There are a TON of resources to help you engage in this journey online at creatingbelovedcommunity.org. Log on, connect, learn and grow!
This year the Episcopal Church in Minnesota will continue with the mission opportunity of Engaging God’s Mission of the Beloved Community, looking at it through a new lens: responding to the spirit’s invitation.
What this means, practically, is captured in the language we’ve used in ECMN for years – about the importance of identity, context and sustainability for faith communities. Being in relationship is essential, and in order to build authentic relationship, we have to know who we are, individually and collectively.
We build relationships from a place of abundance, from a place of self-knowledge and clarity. We aren’t trying to fix ourselves or fix someone else. We notice who we are drawn to, and we step towards relationship. Oftentimes, when we’re entering into relationship in the Beloved Community, that step may feel uncomfortable, and we may hesitate. But when we come to the table knowing who we are and what we have to offer, we are able to push through our own discomfort and hesitation in order to step towards others, towards relationship, and towards the transformation that God has planned for us.

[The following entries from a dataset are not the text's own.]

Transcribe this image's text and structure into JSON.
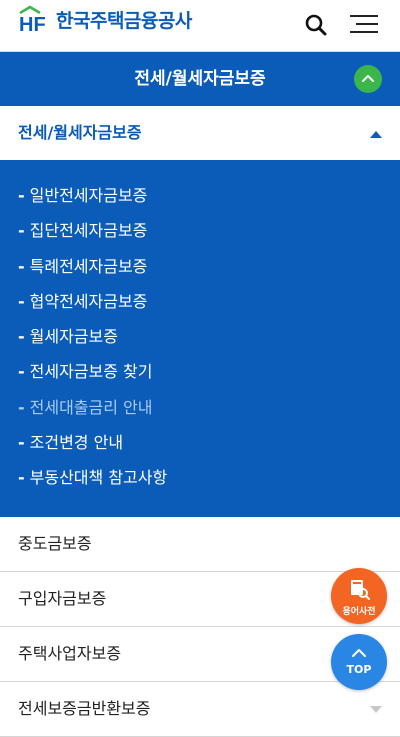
{
  "header": {
    "logo_mark": "HF",
    "logo_name": "한국주택금융공사",
    "icons": {
      "search": "search-icon",
      "menu": "hamburger-menu-icon"
    }
  },
  "title_bar": {
    "title": "전세/월세자금보증",
    "icon": "chevron-up-icon"
  },
  "active_section": {
    "label": "전세/월세자금보증",
    "submenu": [
      "일반전세자금보증",
      "집단전세자금보증",
      "특례전세자금보증",
      "협약전세자금보증",
      "월세자금보증",
      "전세자금보증 찾기",
      "전세대출금리 안내",
      "조건변경 안내",
      "부동산대책 참고사항"
    ],
    "dash": "-"
  },
  "sections": [
    "중도금보증",
    "구입자금보증",
    "주택사업자보증",
    "전세보증금반환보증"
  ],
  "floating": {
    "dictionary_label": "용어사전",
    "top_label": "TOP"
  },
  "colors": {
    "brand_blue": "#0a5cb8",
    "accent_green": "#3cb54a",
    "dict_orange": "#f26522",
    "top_blue": "#2a86e4"
  }
}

What you’re being invited into is year is to:
- Discern your gifts, individually and collectively
- Map the assets of your faith community and city
- Build relationships with individuals and organizations in your community by identifying places where there is energy, overlap and connection. These relationships will lead towards shared and collective actions of justice and reconciliation.

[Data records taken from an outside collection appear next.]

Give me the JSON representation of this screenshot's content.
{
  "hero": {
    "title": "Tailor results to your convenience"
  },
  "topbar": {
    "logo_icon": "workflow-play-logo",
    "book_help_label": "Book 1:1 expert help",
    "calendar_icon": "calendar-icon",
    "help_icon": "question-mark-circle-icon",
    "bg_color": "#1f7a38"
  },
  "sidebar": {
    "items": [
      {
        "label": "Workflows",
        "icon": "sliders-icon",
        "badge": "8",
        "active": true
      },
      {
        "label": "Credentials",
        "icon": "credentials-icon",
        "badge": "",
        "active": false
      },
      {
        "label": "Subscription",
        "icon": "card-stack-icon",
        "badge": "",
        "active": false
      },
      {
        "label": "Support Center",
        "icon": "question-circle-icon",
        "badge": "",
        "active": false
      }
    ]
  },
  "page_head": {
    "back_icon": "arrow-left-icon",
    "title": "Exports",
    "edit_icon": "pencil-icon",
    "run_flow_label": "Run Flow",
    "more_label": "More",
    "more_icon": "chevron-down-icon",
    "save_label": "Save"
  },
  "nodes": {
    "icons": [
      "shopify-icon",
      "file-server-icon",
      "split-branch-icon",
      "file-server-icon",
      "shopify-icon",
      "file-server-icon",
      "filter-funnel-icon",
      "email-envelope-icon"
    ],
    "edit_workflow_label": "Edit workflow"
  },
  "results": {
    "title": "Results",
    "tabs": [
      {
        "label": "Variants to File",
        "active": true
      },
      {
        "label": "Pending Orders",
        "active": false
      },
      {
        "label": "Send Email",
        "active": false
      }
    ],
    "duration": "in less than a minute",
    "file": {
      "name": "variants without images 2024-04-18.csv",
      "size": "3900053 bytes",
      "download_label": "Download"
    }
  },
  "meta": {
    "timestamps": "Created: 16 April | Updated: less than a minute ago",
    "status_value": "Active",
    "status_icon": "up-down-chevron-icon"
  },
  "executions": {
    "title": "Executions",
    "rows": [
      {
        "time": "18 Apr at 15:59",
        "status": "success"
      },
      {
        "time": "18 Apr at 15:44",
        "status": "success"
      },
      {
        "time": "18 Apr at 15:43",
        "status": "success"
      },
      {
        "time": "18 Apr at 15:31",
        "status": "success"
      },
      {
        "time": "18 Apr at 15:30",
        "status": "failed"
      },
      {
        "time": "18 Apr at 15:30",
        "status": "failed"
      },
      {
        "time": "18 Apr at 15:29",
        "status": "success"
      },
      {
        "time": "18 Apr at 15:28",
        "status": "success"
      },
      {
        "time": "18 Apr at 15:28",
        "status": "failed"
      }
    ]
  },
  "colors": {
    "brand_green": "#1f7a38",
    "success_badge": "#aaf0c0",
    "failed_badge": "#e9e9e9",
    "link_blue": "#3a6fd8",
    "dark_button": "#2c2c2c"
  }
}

Doing this good work will help us create a Beloved Community in which:
Faith communities deepen their ability to act from a place of abundance, understanding their giftedness and realigning their work, strategy and mission in accordance with the energy and movement of God.
Neighborhoods are enriched. As faith communities enter into their neighborhoods with fullness and confidence, building relationships and looking for opportunities for collective action that benefits their neighbors, communities will become more abundant, finding that they have what they need to meet the needs of those around them.